DIRECTIONS:
Every line holding the string "group" should be copied out of the listing.
Segment Start: DATA FOR REVIEW
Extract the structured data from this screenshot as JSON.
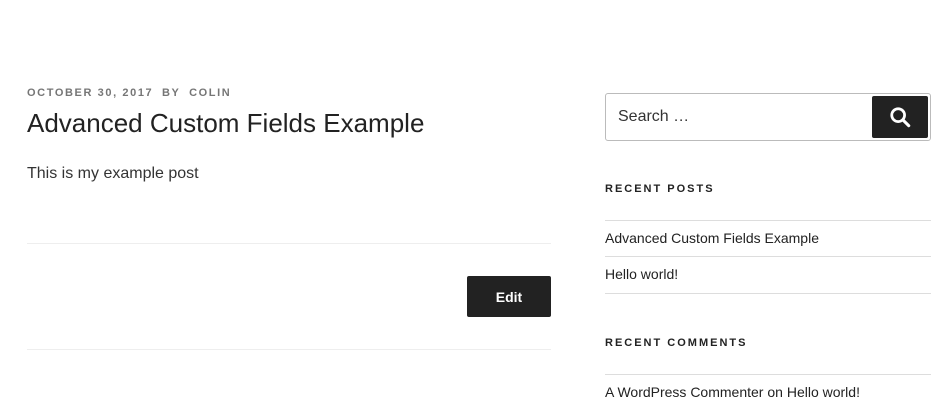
{
  "post": {
    "date": "OCTOBER 30, 2017",
    "by": "BY",
    "author": "COLIN",
    "title": "Advanced Custom Fields Example",
    "content": "This is my example post",
    "edit_label": "Edit"
  },
  "sidebar": {
    "search": {
      "placeholder": "Search …",
      "submit_icon": "search-icon"
    },
    "recent_posts": {
      "title": "RECENT POSTS",
      "items": [
        {
          "label": "Advanced Custom Fields Example"
        },
        {
          "label": "Hello world!"
        }
      ]
    },
    "recent_comments": {
      "title": "RECENT COMMENTS",
      "items": [
        {
          "author": "A WordPress Commenter",
          "on": "on",
          "post": "Hello world!"
        }
      ]
    }
  },
  "colors": {
    "button_bg": "#222222",
    "meta_text": "#767676",
    "divider": "#eeeeee"
  }
}
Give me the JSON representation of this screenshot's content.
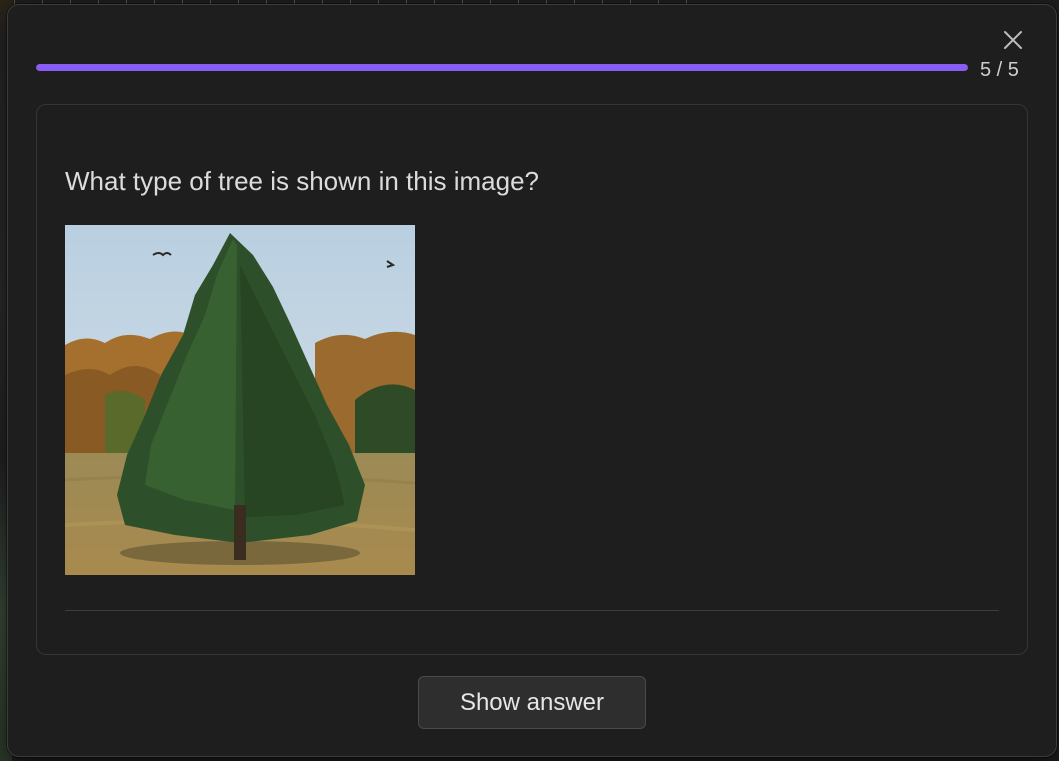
{
  "progress": {
    "current": 5,
    "total": 5,
    "label": "5 / 5",
    "fraction": 1.0,
    "fill_color": "#8a5cf6"
  },
  "close": {
    "icon": "close-icon"
  },
  "card": {
    "question": "What type of tree is shown in this image?",
    "image": {
      "icon": "tree-photo"
    }
  },
  "actions": {
    "show_answer_label": "Show answer"
  }
}
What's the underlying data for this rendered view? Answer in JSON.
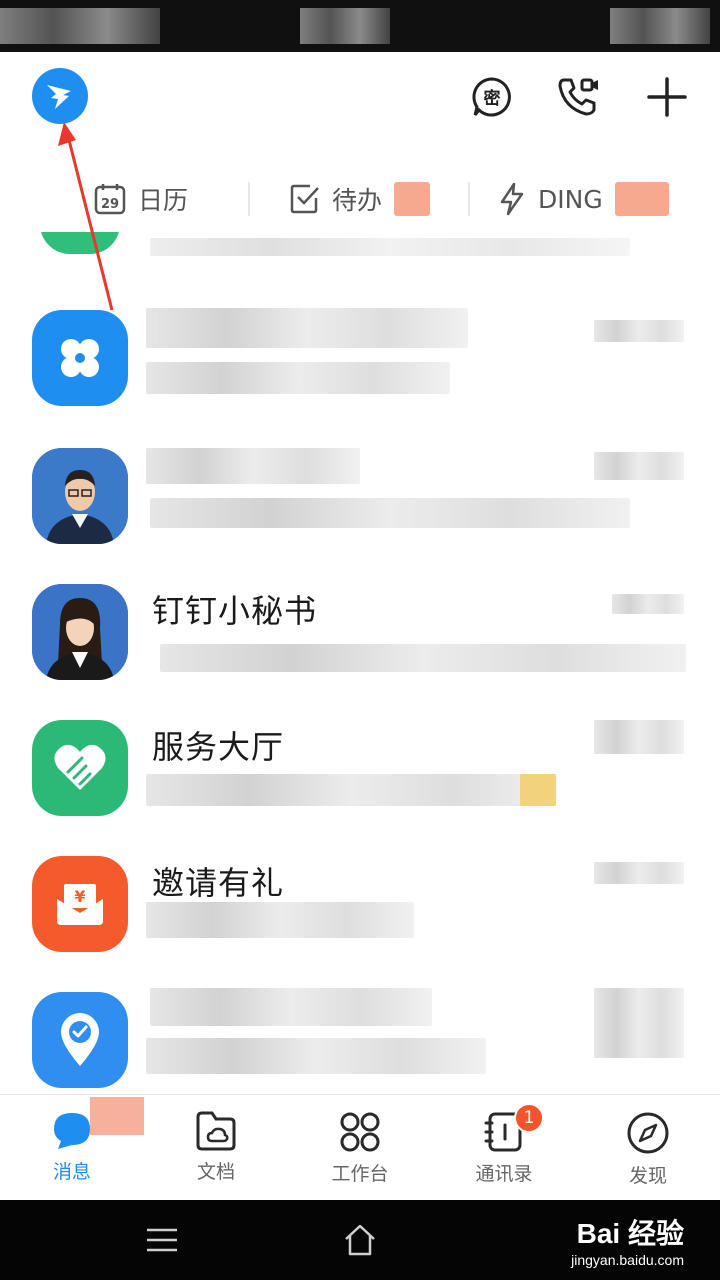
{
  "header": {
    "logo_icon": "dingtalk-logo-icon",
    "actions": [
      "secret-chat-icon",
      "video-call-icon",
      "plus-icon"
    ],
    "secret_glyph": "密"
  },
  "quick_tabs": [
    {
      "icon": "calendar-icon",
      "label": "日历",
      "date": "29"
    },
    {
      "icon": "todo-icon",
      "label": "待办"
    },
    {
      "icon": "ding-icon",
      "label": "DING"
    }
  ],
  "conversations": [
    {
      "title": "",
      "avatar_icon": "clover-app-icon",
      "color": "#1e8ef1"
    },
    {
      "title": "",
      "avatar_icon": "person-avatar-male",
      "color": "#3a7ac8"
    },
    {
      "title": "钉钉小秘书",
      "avatar_icon": "person-avatar-female",
      "color": "#3b74c6"
    },
    {
      "title": "服务大厅",
      "avatar_icon": "heart-hand-icon",
      "color": "#2cb978"
    },
    {
      "title": "邀请有礼",
      "avatar_icon": "red-envelope-icon",
      "color": "#f45a2a"
    },
    {
      "title": "",
      "avatar_icon": "location-check-icon",
      "color": "#2f8ef0"
    }
  ],
  "tabbar": {
    "items": [
      {
        "label": "消息",
        "icon": "message-icon",
        "active": true
      },
      {
        "label": "文档",
        "icon": "docs-folder-icon"
      },
      {
        "label": "工作台",
        "icon": "workbench-grid-icon"
      },
      {
        "label": "通讯录",
        "icon": "contacts-icon",
        "badge": "1"
      },
      {
        "label": "发现",
        "icon": "compass-icon"
      }
    ]
  },
  "watermark": {
    "brand": "Bai 经验",
    "url": "jingyan.baidu.com"
  },
  "colors": {
    "accent": "#1e8ef1",
    "badge": "#f2552c",
    "annotation": "#e8372c"
  }
}
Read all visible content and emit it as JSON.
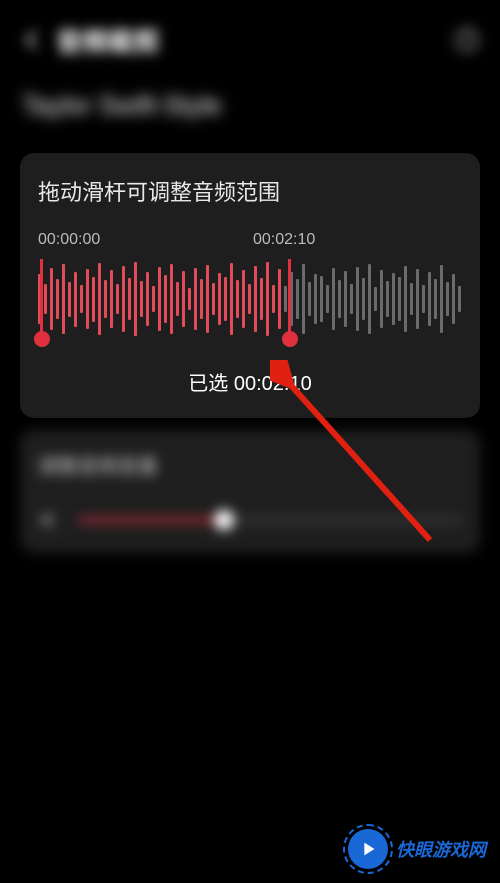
{
  "header": {
    "title": "音频裁剪"
  },
  "subtitle": "Taylor Swift-Style",
  "trim": {
    "title": "拖动滑杆可调整音频范围",
    "start_time": "00:00:00",
    "end_time": "00:02:10",
    "selected_prefix": "已选 ",
    "selected_time": "00:02:10"
  },
  "volume": {
    "title": "调整音频音量"
  },
  "watermark": {
    "text": "快眼游戏网"
  },
  "colors": {
    "accent": "#e03040",
    "brand": "#1a67d6"
  }
}
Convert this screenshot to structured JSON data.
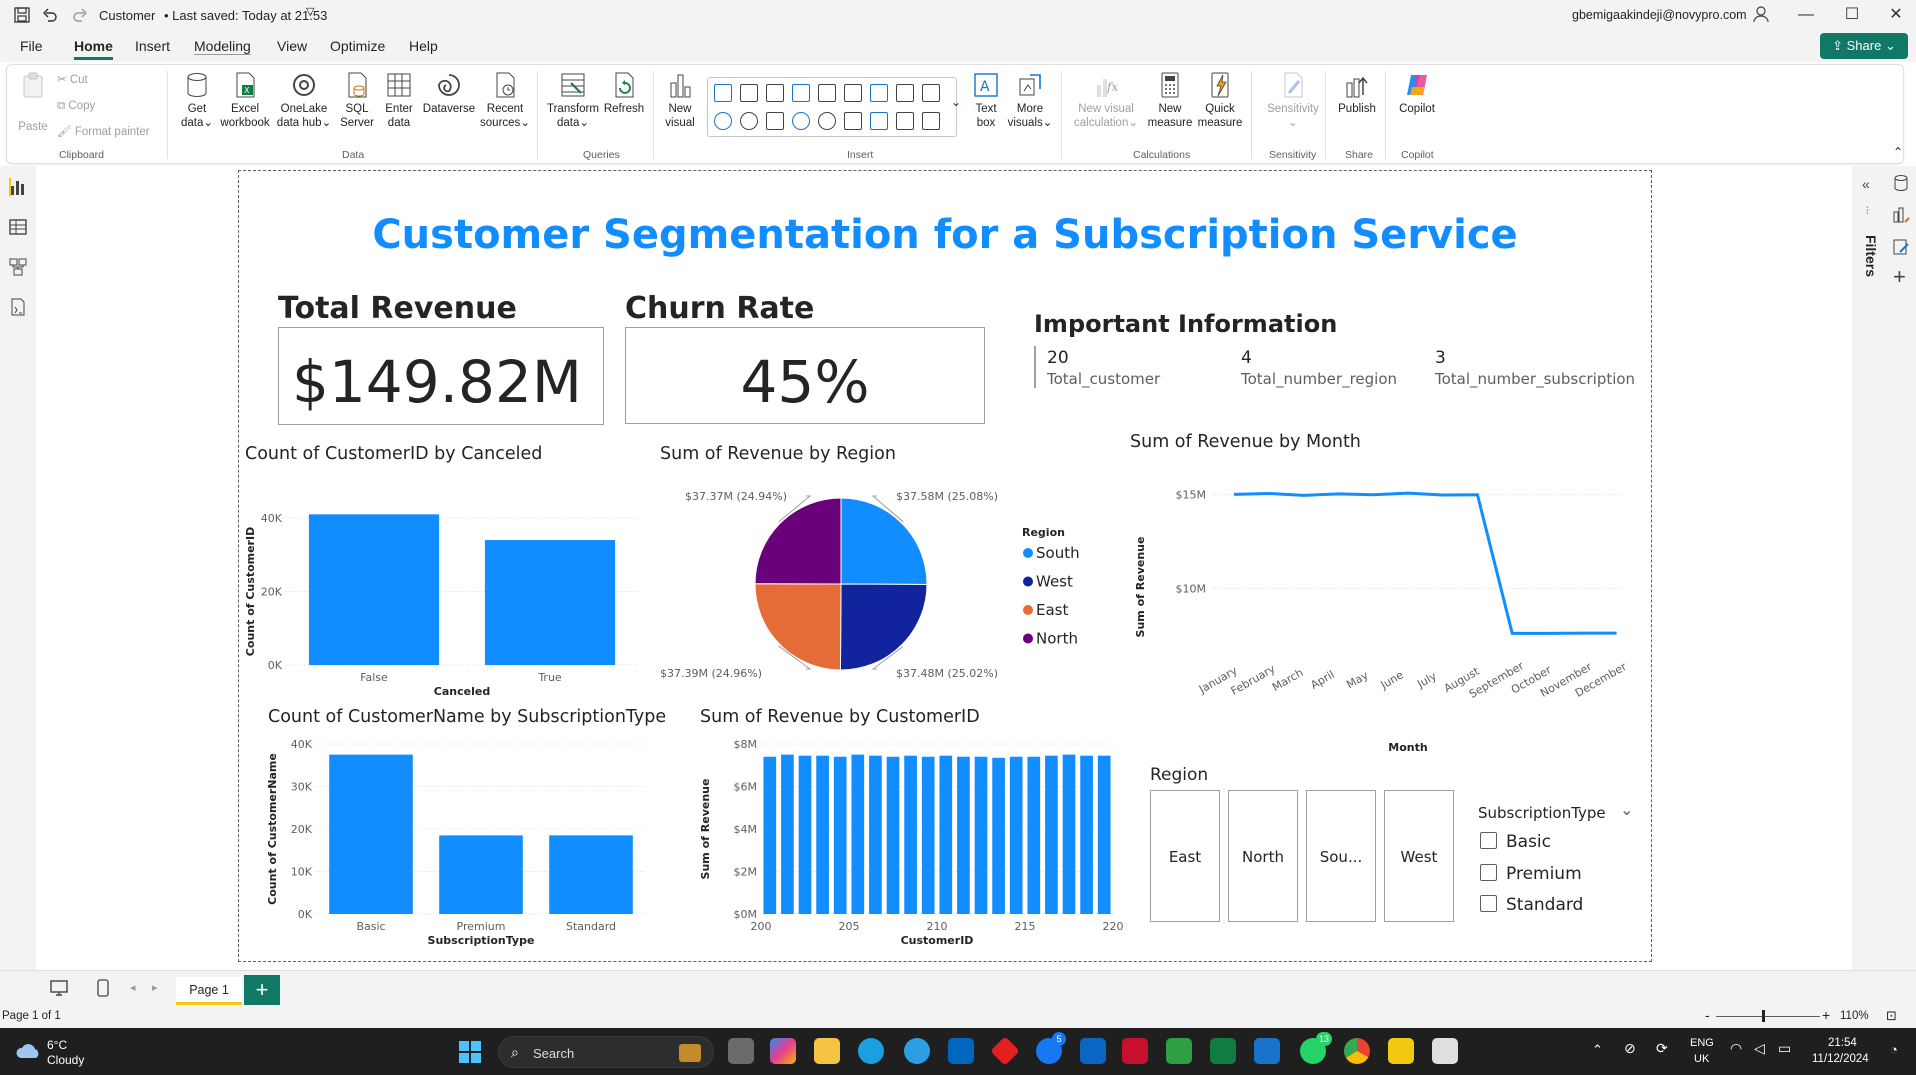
{
  "titlebar": {
    "doc": "Customer",
    "saved": "• Last saved: Today at 21:53",
    "user": "gbemigaakindeji@novypro.com"
  },
  "menu": {
    "items": [
      "File",
      "Home",
      "Insert",
      "Modeling",
      "View",
      "Optimize",
      "Help"
    ],
    "share": "Share"
  },
  "ribbon": {
    "clipboard": {
      "paste": "Paste",
      "cut": "Cut",
      "copy": "Copy",
      "format_painter": "Format painter",
      "group": "Clipboard"
    },
    "data": {
      "get_data": [
        "Get",
        "data"
      ],
      "excel": [
        "Excel",
        "workbook"
      ],
      "onelake": [
        "OneLake",
        "data hub"
      ],
      "sql": [
        "SQL",
        "Server"
      ],
      "enter": [
        "Enter",
        "data"
      ],
      "dataverse": [
        "Dataverse",
        ""
      ],
      "recent": [
        "Recent",
        "sources"
      ],
      "group": "Data"
    },
    "queries": {
      "transform": [
        "Transform",
        "data"
      ],
      "refresh": "Refresh",
      "group": "Queries"
    },
    "insert": {
      "new_visual": [
        "New",
        "visual"
      ],
      "text_box": [
        "Text",
        "box"
      ],
      "more_visuals": [
        "More",
        "visuals"
      ],
      "group": "Insert"
    },
    "calculations": {
      "new_visual_calc": [
        "New visual",
        "calculation"
      ],
      "new_measure": [
        "New",
        "measure"
      ],
      "quick_measure": [
        "Quick",
        "measure"
      ],
      "group": "Calculations"
    },
    "sensitivity": {
      "label": "Sensitivity",
      "group": "Sensitivity"
    },
    "share": {
      "publish": "Publish",
      "group": "Share"
    },
    "copilot": {
      "label": "Copilot",
      "group": "Copilot"
    }
  },
  "filters_label": "Filters",
  "report": {
    "title": "Customer Segmentation for a Subscription Service",
    "total_revenue": {
      "head": "Total Revenue",
      "value": "$149.82M"
    },
    "churn_rate": {
      "head": "Churn Rate",
      "value": "45%"
    },
    "important": {
      "head": "Important Information",
      "items": [
        {
          "value": "20",
          "label": "Total_customer"
        },
        {
          "value": "4",
          "label": "Total_number_region"
        },
        {
          "value": "3",
          "label": "Total_number_subscription"
        }
      ]
    },
    "slicer_region": {
      "title": "Region",
      "options": [
        "East",
        "North",
        "Sou...",
        "West"
      ]
    },
    "slicer_sub": {
      "title": "SubscriptionType",
      "options": [
        "Basic",
        "Premium",
        "Standard"
      ]
    }
  },
  "chart_data": [
    {
      "type": "bar",
      "title": "Count of CustomerID by Canceled",
      "categories": [
        "False",
        "True"
      ],
      "values": [
        41000,
        34000
      ],
      "xlabel": "Canceled",
      "ylabel": "Count of CustomerID",
      "ylim": [
        0,
        40000
      ],
      "yticks": [
        "0K",
        "20K",
        "40K"
      ],
      "color": "#118DFF"
    },
    {
      "type": "pie",
      "title": "Sum of Revenue by Region",
      "legend_title": "Region",
      "slices": [
        {
          "name": "South",
          "value": 37.58,
          "label": "$37.58M (25.08%)",
          "color": "#118DFF"
        },
        {
          "name": "West",
          "value": 37.48,
          "label": "$37.48M (25.02%)",
          "color": "#12239E"
        },
        {
          "name": "East",
          "value": 37.39,
          "label": "$37.39M (24.96%)",
          "color": "#E66C37"
        },
        {
          "name": "North",
          "value": 37.37,
          "label": "$37.37M (24.94%)",
          "color": "#6B007B"
        }
      ]
    },
    {
      "type": "line",
      "title": "Sum of Revenue by Month",
      "categories": [
        "January",
        "February",
        "March",
        "April",
        "May",
        "June",
        "July",
        "August",
        "September",
        "October",
        "November",
        "December"
      ],
      "values": [
        15.0,
        15.05,
        14.95,
        15.03,
        14.98,
        15.07,
        14.97,
        14.98,
        7.62,
        7.62,
        7.63,
        7.63
      ],
      "xlabel": "Month",
      "ylabel": "Sum of Revenue",
      "ylim": [
        7.0,
        15.5
      ],
      "yticks": [
        {
          "v": 15,
          "t": "$15M"
        },
        {
          "v": 10,
          "t": "$10M"
        }
      ],
      "color": "#118DFF"
    },
    {
      "type": "bar",
      "title": "Count of CustomerName by SubscriptionType",
      "categories": [
        "Basic",
        "Premium",
        "Standard"
      ],
      "values": [
        37500,
        18500,
        18500
      ],
      "xlabel": "SubscriptionType",
      "ylabel": "Count of CustomerName",
      "ylim": [
        0,
        40000
      ],
      "yticks": [
        "0K",
        "10K",
        "20K",
        "30K",
        "40K"
      ],
      "color": "#118DFF"
    },
    {
      "type": "bar",
      "title": "Sum of Revenue by CustomerID",
      "x": [
        201,
        202,
        203,
        204,
        205,
        206,
        207,
        208,
        209,
        210,
        211,
        212,
        213,
        214,
        215,
        216,
        217,
        218,
        219,
        220
      ],
      "values": [
        7.4,
        7.5,
        7.45,
        7.45,
        7.4,
        7.5,
        7.45,
        7.4,
        7.45,
        7.4,
        7.45,
        7.4,
        7.4,
        7.35,
        7.4,
        7.4,
        7.45,
        7.5,
        7.45,
        7.45
      ],
      "xlabel": "CustomerID",
      "ylabel": "Sum of Revenue",
      "ylim": [
        0,
        8
      ],
      "yticks": [
        "$0M",
        "$2M",
        "$4M",
        "$6M",
        "$8M"
      ],
      "xticks": [
        200,
        205,
        210,
        215,
        220
      ],
      "color": "#118DFF"
    }
  ],
  "pages": {
    "current": "Page 1",
    "status": "Page 1 of 1",
    "zoom": "110%"
  },
  "taskbar": {
    "weather_temp": "6°C",
    "weather_desc": "Cloudy",
    "search": "Search",
    "lang1": "ENG",
    "lang2": "UK",
    "time": "21:54",
    "date": "11/12/2024",
    "badge1": "5",
    "badge2": "13"
  }
}
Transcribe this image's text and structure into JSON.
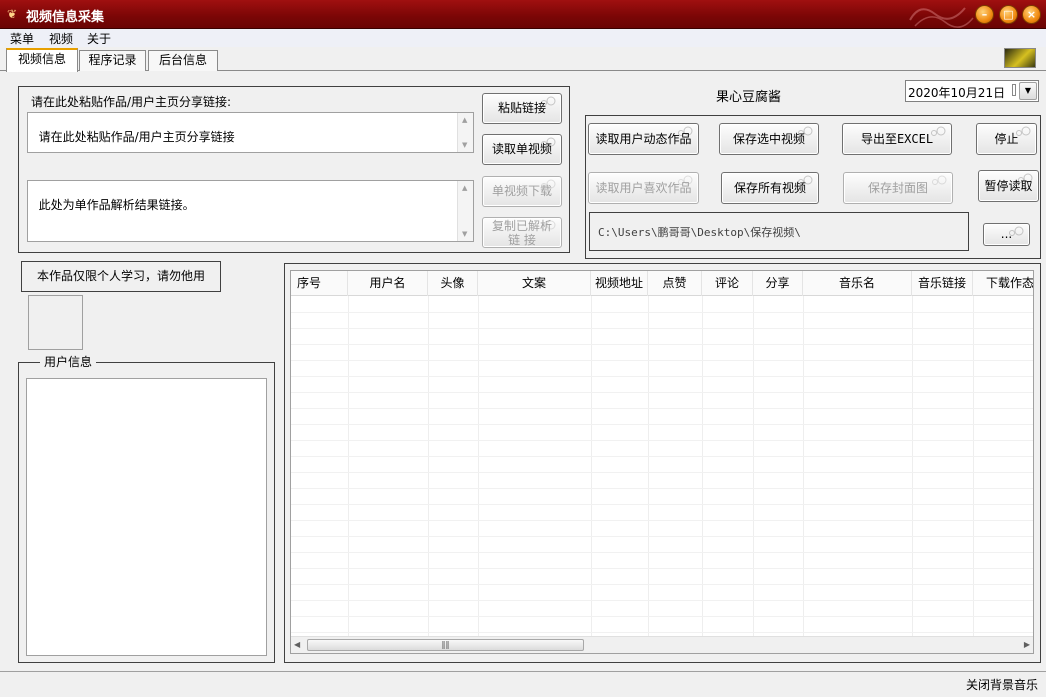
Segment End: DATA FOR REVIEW
RESPONSE BOX:
      "group": "Clipboard"
      "group": "Data"
      "group": "Queries"
      "group": "Insert"
      "group": "Calculations"
      "group": "Sensitivity"
      "group": "Share"
      "group": "Copilot"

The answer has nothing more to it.